• [What is needed]: The expected response is a copy of every line in the entries below that includes the word "annotation".

:: Data shown

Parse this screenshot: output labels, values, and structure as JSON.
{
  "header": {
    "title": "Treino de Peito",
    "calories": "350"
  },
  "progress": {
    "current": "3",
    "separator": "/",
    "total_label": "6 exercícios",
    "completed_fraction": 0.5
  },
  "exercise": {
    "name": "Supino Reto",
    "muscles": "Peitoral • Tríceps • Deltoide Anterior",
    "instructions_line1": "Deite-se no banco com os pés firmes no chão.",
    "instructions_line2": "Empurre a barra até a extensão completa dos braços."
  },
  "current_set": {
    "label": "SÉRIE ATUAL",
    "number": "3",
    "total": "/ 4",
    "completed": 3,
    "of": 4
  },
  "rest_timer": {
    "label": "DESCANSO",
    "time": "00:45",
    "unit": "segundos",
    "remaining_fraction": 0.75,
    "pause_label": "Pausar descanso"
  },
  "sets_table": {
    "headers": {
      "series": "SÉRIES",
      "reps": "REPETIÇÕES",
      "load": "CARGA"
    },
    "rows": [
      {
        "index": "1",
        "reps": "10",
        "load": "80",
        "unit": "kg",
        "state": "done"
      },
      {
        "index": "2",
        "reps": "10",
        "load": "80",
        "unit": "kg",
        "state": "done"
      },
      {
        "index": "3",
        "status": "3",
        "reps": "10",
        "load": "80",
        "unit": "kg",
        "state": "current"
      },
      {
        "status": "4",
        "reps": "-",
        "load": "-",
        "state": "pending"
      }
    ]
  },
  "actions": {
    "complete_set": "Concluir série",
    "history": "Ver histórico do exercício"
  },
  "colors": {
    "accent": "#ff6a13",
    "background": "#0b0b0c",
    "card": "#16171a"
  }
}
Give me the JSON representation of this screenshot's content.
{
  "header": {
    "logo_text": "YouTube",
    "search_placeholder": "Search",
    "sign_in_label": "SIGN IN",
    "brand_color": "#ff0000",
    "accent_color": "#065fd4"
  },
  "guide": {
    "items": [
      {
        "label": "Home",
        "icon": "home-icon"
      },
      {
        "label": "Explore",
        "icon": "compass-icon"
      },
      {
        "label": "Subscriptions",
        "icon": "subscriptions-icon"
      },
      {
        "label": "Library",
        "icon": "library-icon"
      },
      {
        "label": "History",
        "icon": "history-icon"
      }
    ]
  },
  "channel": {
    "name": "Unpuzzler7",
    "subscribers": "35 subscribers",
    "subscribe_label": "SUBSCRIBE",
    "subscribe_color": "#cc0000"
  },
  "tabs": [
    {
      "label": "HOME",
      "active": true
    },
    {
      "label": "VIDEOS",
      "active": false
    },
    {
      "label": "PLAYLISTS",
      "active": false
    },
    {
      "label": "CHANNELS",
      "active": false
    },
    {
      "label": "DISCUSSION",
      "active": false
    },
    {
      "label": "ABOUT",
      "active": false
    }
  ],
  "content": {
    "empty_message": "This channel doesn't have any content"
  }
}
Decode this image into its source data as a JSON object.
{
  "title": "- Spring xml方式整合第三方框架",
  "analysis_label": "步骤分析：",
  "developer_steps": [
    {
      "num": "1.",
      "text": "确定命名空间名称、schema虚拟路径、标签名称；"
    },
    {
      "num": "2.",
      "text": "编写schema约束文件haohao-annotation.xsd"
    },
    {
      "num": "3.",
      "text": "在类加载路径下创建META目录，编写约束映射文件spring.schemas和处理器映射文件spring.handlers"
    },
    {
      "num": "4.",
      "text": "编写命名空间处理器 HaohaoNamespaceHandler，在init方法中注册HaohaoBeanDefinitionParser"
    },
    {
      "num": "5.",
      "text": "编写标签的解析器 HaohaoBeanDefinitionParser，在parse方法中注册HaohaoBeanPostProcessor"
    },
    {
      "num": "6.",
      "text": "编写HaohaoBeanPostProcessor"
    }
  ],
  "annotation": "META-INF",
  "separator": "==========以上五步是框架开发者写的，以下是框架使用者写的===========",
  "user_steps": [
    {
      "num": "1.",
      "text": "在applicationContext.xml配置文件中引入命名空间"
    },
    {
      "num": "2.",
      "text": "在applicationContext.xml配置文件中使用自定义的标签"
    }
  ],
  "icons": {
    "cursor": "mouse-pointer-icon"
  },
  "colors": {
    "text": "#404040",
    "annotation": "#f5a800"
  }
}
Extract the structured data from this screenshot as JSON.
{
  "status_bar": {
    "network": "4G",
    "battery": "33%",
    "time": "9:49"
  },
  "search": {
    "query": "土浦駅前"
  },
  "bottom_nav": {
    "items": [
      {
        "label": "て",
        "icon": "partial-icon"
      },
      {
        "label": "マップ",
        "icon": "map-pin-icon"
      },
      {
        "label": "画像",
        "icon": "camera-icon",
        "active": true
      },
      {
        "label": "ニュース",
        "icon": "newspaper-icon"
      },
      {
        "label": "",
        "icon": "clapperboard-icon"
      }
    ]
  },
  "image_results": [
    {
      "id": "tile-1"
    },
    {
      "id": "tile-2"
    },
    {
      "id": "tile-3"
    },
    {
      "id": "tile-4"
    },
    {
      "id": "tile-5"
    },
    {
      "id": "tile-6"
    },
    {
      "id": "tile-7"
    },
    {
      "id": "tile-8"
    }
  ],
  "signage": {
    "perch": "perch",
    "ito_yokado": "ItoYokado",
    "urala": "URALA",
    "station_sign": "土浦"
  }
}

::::

• [Output for this task]:
      "text": "编写schema约束文件haohao-annotation.xsd"
  "annotation": "META-INF",
    "annotation": "#f5a800"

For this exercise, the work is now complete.